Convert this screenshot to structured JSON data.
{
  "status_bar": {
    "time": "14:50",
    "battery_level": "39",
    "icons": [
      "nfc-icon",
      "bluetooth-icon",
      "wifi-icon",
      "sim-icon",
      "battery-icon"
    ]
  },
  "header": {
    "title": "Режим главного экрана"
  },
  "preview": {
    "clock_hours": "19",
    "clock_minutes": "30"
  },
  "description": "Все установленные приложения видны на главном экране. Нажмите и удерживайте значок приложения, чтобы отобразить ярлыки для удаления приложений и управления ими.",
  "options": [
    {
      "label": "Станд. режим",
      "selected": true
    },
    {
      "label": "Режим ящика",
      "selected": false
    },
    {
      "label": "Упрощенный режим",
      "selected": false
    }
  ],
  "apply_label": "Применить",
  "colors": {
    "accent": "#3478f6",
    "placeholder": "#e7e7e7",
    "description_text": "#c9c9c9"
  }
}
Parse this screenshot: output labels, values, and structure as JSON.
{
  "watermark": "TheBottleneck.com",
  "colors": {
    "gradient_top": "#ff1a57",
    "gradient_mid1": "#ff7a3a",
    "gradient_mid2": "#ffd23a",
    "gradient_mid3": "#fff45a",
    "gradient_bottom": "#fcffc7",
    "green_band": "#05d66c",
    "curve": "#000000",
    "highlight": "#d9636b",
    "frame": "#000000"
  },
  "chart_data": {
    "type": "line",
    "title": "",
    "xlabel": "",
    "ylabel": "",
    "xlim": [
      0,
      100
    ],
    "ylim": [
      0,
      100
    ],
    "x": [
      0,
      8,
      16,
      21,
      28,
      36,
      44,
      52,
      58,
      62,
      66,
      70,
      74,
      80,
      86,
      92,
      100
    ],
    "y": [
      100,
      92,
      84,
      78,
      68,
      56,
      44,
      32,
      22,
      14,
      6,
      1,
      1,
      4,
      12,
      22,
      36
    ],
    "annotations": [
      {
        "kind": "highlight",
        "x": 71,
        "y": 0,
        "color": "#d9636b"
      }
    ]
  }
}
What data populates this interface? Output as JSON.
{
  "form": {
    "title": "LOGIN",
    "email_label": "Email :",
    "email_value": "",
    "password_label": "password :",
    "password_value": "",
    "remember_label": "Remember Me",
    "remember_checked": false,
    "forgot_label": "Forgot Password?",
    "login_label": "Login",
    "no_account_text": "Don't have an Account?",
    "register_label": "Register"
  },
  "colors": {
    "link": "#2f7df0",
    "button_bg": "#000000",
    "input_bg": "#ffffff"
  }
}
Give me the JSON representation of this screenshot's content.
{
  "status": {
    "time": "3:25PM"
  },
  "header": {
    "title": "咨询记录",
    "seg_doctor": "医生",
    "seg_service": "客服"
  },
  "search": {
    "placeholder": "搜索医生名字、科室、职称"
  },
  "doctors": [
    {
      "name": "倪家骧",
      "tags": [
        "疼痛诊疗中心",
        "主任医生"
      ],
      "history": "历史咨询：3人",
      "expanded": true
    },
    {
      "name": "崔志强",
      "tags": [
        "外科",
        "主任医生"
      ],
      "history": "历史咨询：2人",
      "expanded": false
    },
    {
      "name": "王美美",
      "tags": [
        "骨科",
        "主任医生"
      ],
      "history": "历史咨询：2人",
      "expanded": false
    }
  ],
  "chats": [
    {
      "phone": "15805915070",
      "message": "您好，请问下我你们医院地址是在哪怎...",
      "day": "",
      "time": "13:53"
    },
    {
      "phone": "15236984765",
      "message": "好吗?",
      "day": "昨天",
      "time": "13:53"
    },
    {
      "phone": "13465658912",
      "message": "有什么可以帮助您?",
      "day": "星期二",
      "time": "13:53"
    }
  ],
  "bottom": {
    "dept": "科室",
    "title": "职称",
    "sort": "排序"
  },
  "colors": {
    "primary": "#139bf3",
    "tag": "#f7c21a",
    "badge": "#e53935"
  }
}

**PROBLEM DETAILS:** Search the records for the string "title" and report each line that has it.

**ANSWER TO THIS PROBLEM:**
    "title": "Режим главного экрана"
    "title": "",
    "title": "LOGIN",
    "title": "咨询记录",
    "title": "职称",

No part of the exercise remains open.